Teen Titans is just so pale and boring.  The soft lines and washy colours don’t help matters much, but the paper-thin plot and ever-switching perspectives are the main culprit here.  I just don’t care about what’s happening here, and I feel as though I’m expected to.  In fact, I’m still not entirely sure just what is happening here…

Strange Adventures
Author & Artist: Paul Pope (and Jose Villarrubia)

Even the Rannian Wastes are beautifully exotic in the hands of master artist-writer Paul Pope.  This time Strange Adventures has a decidedly Arabian Nights-style feel to it.  With Adam Strange nowhere in sight, it strikes me that his wife Alanna may be this title’s protagonist.

Supergirl
Author: Jimmy Palmiotti
Artist: Amanda Conner
Colorist: Paul Mounts
Letterer: John J. Hill

Palmiotti’s Supergirl is cute and charming and all, but I can’t help but wish there was more to this story than rounding up some rowdy super-pets…

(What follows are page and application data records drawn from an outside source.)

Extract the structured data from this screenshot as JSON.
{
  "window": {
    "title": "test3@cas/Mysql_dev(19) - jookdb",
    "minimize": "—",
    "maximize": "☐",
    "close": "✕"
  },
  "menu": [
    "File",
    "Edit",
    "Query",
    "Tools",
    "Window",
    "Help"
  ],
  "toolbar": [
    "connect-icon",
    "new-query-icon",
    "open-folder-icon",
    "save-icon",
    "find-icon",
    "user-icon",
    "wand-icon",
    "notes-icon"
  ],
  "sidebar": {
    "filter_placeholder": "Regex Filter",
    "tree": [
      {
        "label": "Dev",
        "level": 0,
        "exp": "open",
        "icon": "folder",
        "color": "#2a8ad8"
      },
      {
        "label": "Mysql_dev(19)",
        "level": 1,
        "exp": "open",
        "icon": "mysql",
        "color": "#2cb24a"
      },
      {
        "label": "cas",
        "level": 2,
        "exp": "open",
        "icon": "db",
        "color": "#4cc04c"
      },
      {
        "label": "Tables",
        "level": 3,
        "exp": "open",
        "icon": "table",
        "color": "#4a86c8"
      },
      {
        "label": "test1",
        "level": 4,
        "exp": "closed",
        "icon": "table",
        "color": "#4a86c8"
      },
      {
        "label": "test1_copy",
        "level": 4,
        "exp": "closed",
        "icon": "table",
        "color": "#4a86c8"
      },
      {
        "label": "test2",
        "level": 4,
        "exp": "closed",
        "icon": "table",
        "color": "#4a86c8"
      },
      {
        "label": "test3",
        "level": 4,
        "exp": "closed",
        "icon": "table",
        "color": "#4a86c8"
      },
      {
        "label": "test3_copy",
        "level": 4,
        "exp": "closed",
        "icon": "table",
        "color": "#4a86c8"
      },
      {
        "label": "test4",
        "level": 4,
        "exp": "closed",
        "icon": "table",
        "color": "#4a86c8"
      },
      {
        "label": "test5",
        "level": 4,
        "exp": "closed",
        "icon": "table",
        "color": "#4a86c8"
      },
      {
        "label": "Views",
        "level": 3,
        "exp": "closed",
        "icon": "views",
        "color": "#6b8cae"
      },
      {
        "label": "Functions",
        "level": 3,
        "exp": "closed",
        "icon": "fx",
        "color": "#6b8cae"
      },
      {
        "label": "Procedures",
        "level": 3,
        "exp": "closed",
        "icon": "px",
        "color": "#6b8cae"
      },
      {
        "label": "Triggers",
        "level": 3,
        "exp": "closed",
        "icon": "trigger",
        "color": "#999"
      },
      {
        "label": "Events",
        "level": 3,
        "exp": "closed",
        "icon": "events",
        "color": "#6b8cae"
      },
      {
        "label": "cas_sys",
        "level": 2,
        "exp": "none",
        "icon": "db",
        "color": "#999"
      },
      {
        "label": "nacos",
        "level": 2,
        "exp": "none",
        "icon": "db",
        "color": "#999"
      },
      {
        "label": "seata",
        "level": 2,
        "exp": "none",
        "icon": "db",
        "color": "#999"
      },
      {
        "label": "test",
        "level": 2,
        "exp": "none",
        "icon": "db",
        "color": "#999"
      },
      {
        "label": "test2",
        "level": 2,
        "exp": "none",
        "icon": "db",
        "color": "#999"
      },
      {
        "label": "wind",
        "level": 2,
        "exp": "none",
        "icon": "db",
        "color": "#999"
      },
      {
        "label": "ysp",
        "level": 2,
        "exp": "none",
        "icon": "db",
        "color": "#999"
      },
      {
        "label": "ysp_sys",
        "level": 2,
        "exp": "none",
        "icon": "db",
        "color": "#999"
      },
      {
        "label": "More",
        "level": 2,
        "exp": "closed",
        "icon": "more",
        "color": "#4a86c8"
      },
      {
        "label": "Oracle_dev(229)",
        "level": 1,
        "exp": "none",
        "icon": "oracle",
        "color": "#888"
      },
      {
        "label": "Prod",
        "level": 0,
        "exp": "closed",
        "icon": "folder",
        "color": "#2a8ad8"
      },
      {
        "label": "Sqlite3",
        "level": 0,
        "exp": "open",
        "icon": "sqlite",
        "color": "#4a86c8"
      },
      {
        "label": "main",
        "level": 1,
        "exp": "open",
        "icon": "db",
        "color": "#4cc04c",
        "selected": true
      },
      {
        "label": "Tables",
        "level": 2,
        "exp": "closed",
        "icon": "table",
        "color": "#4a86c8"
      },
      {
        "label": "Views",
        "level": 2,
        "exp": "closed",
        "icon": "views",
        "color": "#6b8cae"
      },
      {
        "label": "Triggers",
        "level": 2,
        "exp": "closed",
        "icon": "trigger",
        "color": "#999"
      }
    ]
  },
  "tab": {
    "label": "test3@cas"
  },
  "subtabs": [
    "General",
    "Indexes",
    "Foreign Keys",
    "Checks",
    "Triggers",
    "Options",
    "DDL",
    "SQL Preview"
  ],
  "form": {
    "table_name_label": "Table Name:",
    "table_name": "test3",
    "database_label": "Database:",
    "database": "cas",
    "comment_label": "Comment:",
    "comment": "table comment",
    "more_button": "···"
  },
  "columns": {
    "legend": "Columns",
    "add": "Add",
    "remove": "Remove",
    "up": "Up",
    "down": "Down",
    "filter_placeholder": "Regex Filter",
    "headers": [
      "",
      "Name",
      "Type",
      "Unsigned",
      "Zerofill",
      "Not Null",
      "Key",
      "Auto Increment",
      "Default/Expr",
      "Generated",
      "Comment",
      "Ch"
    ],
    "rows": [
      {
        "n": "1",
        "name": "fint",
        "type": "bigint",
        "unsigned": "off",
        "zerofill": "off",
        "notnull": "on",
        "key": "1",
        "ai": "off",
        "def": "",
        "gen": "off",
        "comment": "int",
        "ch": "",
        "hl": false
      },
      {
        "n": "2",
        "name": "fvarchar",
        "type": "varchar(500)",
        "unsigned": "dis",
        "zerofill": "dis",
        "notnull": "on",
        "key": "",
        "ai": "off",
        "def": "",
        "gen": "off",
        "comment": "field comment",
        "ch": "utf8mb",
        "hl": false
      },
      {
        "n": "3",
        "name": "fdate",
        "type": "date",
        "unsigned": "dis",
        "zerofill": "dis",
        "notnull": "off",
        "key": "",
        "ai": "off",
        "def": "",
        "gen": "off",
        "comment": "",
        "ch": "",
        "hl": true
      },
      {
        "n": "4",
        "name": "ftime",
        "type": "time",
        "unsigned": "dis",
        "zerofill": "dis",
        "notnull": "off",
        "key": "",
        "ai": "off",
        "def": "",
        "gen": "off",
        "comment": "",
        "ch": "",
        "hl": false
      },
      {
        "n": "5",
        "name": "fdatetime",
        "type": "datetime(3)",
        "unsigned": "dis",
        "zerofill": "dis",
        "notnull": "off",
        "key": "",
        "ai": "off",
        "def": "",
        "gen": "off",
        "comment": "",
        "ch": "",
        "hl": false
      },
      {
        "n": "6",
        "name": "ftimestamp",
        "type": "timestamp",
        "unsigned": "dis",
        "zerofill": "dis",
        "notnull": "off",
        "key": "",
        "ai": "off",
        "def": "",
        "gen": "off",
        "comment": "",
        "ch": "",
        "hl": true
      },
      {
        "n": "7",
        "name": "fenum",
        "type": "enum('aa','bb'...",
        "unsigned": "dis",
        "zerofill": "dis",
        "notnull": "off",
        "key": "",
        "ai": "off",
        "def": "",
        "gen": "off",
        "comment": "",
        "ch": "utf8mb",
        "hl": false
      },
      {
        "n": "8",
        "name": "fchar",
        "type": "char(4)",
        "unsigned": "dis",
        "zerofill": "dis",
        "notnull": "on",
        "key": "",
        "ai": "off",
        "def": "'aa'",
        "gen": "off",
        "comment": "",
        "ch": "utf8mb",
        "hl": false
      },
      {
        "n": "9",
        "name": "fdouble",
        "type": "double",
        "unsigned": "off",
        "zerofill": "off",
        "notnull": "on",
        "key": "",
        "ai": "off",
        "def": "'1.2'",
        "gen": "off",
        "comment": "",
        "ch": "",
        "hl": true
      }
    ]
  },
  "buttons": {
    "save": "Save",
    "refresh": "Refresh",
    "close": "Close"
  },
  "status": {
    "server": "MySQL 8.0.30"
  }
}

Metal Men
Author: Dan DiDio
Artists: José Luis García-López & Kevin Nowlan
Letterer: Kenny Lopez
Colorist: Trish Mulvihill

A standard bank robbery has evolved into a hostage situation.  A very personal hostage situation for Doc Magnus.  DiDio creates a tense atmosphere throughout, but isn’t afraid to break it up with some classic Metal Men humour.

Wonder Woman
Author & Artist: Ben Caldwell

Reading Caldwell’s Wonder Woman is an exercise in frustration.  The claustrophobic panels make it near-impossible to follow or even read.  I’ve at least managed to figure out the basic story: Diana is accumulating all of the necessary accoutrements to become Wonder Woman in her fitful sleep, under the guise of collecting the “seven stars”.    It seems that most of these legendary items are in Ancient China, though, which I don’t quite understand.

Sgt. Rock and Easy Co.
Author: Adam Kubert
Artist: Joe Kubert

I said before that it’d be interesting to see where the Kuberts go from here, and the answer is nowhere.  Nowhere in five weeks is a lot of nowhere.  More visceral images of Rock being tortured.

Flash Comics/Iris West
Authors: Karl Kerschl & Brenden Fletcher
Artist: Karl Kerschl
Letterer: Rob Leigh
Colorist: Dave McCaig

This is a great story!  Barry Allen keeps revisiting the same moments with Gorilla Grodd and Iris West, but each time his nemesis and his lover throw him yet another curveball.  It just goes to show that turning back time won’t solve everything — in fact, it’ll do quite the opposite!

The Demon and Catwoman
Author: Walter Simonson
Artist: Brian Stelfreeze (with Steve Wands)

Walter Simonson’s Demon may not rhyme, but he’s still a damn fine poet.  Catwoman’s not really worthy of her double-billing at this stage, though, so hopefully she’ll shine next week.

Hawkman
Author & Artist: Kyle Baker

It’s disappointing that the sci-fi element of this story was dispensed with so handily this week – I was under the impression that the alien threat was still there – but hopefully we’ll see it return.  Hawkman’s only stopping a plane crash this week, but the final caption promises that next week “it gets worse!”

I’d have to say that this has been by far the strongest installment of Wednesday Comics.  The greats are still great, and some under-performers really hit it out of the park this week.  Certainly worth a read.